After the case is formally closed and his many impassioned appeals summarily turned down, seventy-year-old E. T. C. Werner decides to take matters into his own hands and mounts an investigation that eventually uncovers a truth far more horrifying than he could have imagined. He gathers evidence that Han and Dennis overlooked, asks questions they failed to ask, pokes his nose into dangerous places, and follows every possible lead as far as it will take him. And it is here that Paul French himself becomes a co-investigator with Werner. Working from Werner’s letters and other archival material --- newspaper accounts, legal records, and interviews with those who knew some of the participants --- he pieces together a very plausible scenario of what happened on the terrible night Pamela Werner was killed. French also deftly explores how and why it the murder was covered up.

Blending narrative history and the suspense of true crime, Paul French solves this seventy-five-year-old murder case. In the process, he paints an unforgettable picture of a Peking that was about to be engulfed in war and occupation, and brings a measure of justice to an innocent young woman and the father who pursued her killers so relentlessly.

1. In what ways does Paul French blend elements of the true-crime genre with narrative history? Why is his more novelistic approach to the story more engaging than a purely historical account might be?

2. Why is Pamela’s murder so terrifying for Pekingers? What horrors does it seem to symbolize or foretell?

3. What picture of Peking emerges in the book? How does French re-create the texture of decadence and nervousness that pervaded Peking in the late 1930s? In what sense is Peking itself a major character in the story?

4. In what ways does Pamela’s brutal murder bring into uneasy contact the privileged world of the British Legation and the seedy underworld of the Badlands? How are these seemingly disparate worlds in fact deeply intertwined?

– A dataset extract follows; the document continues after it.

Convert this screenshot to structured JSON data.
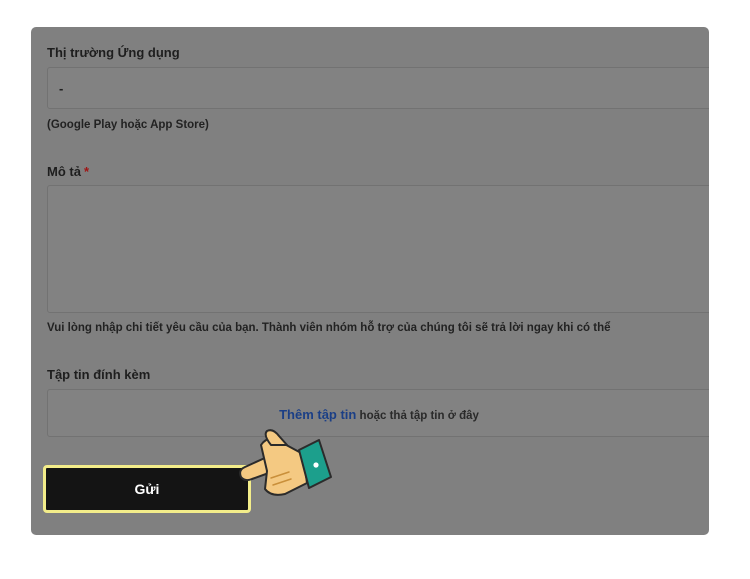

5. Why did British ambassador John Affleck hamstring DCI Dennis’s ability to conduct his investigation? Why do British authorities refuse to reopen the case even after Werner sends them important new evidence that the original investigators overlooked or suppressed?

6. In what ways are both Pamela and her father more complicated --- and contradictory --- than they at first seem?

7. Werner turns out to have remarkable investigative abilities. He asks a number of questions the professional detectives failed to consider --- why Prentice would repaint his apartment in the dead of winter when ventilation would prove most uncomfortable; whether there was in fact a movie playing at the time Prentice used for his alibi. What other clues and leads does he follow up that Colonel Han and DCI Dennis missed?

8. How are the men who very likely participated in Pamela’s murder --- Wentworth Prentice, Joe Knauf, John O’Brian, Dr. Capuzzo, and others --- able to get away with raping innocent young women? Why don’t their victims speak out against them?

9. Does French convincingly solve the mystery of Pamela’s death? What mixture of evidence and inference most strongly supports his view --- and Werner’s own view --- that Prentice was the killer?

10. How does Midnight in Peking speak to our own time? In what ways are some of the social problems the book explores --- the sexual exploitation of women, the ability of the rich and powerful to evade the law or suppress the truth, the desperation and drug use caused by poverty, etc. --- still with us?

Midnight in Peking: How the Murder of a Young Englishwoman Haunted the Last Days of Old China
by Paul French

  • Publication Date: April 30, 2013
  • Genres: Nonfiction, True Crime
  • Paperback: 272 pages
  • Publisher: Penguin Books
  • ISBN-10: 014312336X
  • ISBN-13: 9780143123361